Pressure Vessels II: An update on mental health among higher education staff in the UK (HEPI Policy Note 23) by Dr Liz Morrish, a Visiting Fellow at York St John University, and Professor Nicky Priaulx, a Professor of Law at Cardiff University, reveals figures obtained via Freedom of Information requests on demand for counselling and occupational health services.
- From 2016 to 2018, there was an increase of 16% in counselling at the 14 universities for which comparable time series data were obtained.
- Over the same period of time, there was a rise of 19% in occupational health referrals at the 16 universities for which comparable time series data were obtained.
- From 2009/10 to the end of 2017/18, at those five universities reporting complete data, there was a rise of 172% in staff access to counselling.
- At all 17 universities covered in the report, there has been a rise in staff access to counselling of 155% in recent years.

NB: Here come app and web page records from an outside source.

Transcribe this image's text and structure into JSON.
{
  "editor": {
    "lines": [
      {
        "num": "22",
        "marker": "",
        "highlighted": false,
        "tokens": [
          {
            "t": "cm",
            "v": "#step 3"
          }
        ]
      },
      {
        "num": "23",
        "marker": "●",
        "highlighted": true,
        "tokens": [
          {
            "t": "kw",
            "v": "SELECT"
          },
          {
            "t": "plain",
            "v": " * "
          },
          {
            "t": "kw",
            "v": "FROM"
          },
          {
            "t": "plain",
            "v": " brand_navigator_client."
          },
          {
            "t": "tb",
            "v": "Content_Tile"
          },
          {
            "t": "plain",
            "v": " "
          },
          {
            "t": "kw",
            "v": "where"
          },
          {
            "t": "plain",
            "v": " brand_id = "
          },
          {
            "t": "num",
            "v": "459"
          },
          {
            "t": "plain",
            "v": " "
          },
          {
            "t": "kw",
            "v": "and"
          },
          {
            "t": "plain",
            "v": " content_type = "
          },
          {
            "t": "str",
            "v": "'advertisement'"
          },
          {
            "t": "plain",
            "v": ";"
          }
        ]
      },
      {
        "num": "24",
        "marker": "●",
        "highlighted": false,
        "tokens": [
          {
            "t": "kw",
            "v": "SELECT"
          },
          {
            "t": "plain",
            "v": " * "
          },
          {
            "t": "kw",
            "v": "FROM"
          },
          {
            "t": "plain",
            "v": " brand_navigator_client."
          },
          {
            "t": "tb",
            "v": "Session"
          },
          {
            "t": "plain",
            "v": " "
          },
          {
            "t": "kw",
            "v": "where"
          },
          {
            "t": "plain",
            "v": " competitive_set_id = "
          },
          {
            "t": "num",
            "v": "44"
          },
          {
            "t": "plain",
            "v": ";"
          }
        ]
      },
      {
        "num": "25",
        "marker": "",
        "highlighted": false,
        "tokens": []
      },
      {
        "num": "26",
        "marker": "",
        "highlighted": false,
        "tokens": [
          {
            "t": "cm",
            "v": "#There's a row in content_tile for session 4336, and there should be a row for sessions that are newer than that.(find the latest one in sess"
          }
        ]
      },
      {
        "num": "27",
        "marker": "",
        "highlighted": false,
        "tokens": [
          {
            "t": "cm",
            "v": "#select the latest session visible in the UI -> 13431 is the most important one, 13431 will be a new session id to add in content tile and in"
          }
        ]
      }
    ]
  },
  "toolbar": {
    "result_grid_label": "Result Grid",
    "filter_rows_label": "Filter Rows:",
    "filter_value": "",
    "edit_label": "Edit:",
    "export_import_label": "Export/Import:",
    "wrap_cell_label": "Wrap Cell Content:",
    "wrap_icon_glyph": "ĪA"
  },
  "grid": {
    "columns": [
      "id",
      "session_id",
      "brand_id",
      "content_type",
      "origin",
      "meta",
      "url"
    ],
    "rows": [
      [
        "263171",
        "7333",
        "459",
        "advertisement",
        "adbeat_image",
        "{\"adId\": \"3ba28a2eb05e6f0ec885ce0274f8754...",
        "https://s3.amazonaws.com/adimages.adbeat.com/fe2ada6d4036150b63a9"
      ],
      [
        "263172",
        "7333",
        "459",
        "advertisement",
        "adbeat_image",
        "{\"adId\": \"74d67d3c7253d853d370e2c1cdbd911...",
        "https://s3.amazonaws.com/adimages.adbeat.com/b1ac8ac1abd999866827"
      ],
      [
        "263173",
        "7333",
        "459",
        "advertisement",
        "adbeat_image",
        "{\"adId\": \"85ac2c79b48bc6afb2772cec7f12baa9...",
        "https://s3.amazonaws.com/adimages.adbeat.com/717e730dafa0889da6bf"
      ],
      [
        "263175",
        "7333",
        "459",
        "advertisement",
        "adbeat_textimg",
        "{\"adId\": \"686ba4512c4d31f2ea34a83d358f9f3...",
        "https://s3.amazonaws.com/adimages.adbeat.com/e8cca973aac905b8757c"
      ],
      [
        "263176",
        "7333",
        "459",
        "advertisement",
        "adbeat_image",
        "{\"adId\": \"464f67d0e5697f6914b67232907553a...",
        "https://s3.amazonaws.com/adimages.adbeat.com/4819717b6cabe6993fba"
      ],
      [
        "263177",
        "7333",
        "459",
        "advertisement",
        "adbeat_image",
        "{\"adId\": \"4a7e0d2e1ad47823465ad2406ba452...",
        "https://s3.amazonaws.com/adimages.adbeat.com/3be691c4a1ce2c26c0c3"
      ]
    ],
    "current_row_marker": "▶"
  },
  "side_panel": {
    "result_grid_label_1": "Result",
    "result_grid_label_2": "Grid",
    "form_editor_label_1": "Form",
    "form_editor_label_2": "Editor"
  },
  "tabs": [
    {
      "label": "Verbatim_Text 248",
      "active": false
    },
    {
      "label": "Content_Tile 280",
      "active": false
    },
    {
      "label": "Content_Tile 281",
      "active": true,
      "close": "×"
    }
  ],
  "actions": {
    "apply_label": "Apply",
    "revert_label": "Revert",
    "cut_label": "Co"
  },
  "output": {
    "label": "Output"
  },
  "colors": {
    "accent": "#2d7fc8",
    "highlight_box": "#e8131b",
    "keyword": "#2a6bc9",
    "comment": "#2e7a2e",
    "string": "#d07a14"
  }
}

- At the 10 universities with data for 2009 to 2018, occupational health referrals rose by 170%.
- For counselling and occupational health, the figures reflect gender differentiation, with women more highly represented.
- There is also a pattern corresponding to contract type: for occupational health data, the largest proportion of individuals being referred is non-academic staff.
- While greater use of support services may sometimes reflect improved access, the analysis may also support previous claims about the declining mental health of university staff.
The report builds on HEPI’s earlier ground-breaking work on this issue, published in May 2019 as Pressure Vessels: The epidemic of poor mental health among higher education staff.
Dr Liz Morrish, the co-author of the report, said:
‘The first Pressure Vessels report was well received by staff who work in higher education. However, some managers and executives appeared unwilling to accept the findings of year-on-year increases in mental health problems. We hope this updated report will confirm our case beyond argument. The current sample of institutions has identified increases in referrals to occupational health and counselling as high as 500% since 2010.
‘We have also looked at the effect of this climate of workplace stress on staff retention. As we look forward to a future after the COVID19 pandemic, higher education staff and managers would be unwise to disregard the additional pressures this will bring. Like the virus, workplace stress is here to stay and must be addressed.’
Nick Hillman, the Director of HEPI, said:
‘After the current Covid-19 crisis is over, universities are going to have to pick up the pieces. There will be new challenges in recruiting and keeping students, in managing finances and in delivering research. It is vital that the wellbeing of staff is always considered as these changes occur.
‘The future success of UK universities mustn’t come at the cost of individuals’ lives. We need to build a virtuous circle by delivering supportive environments that strengthen institutions because they work well for all staff and students, rather than a vicious circle where institutions may succeed in the short term but people’s wellbeing is harmed.’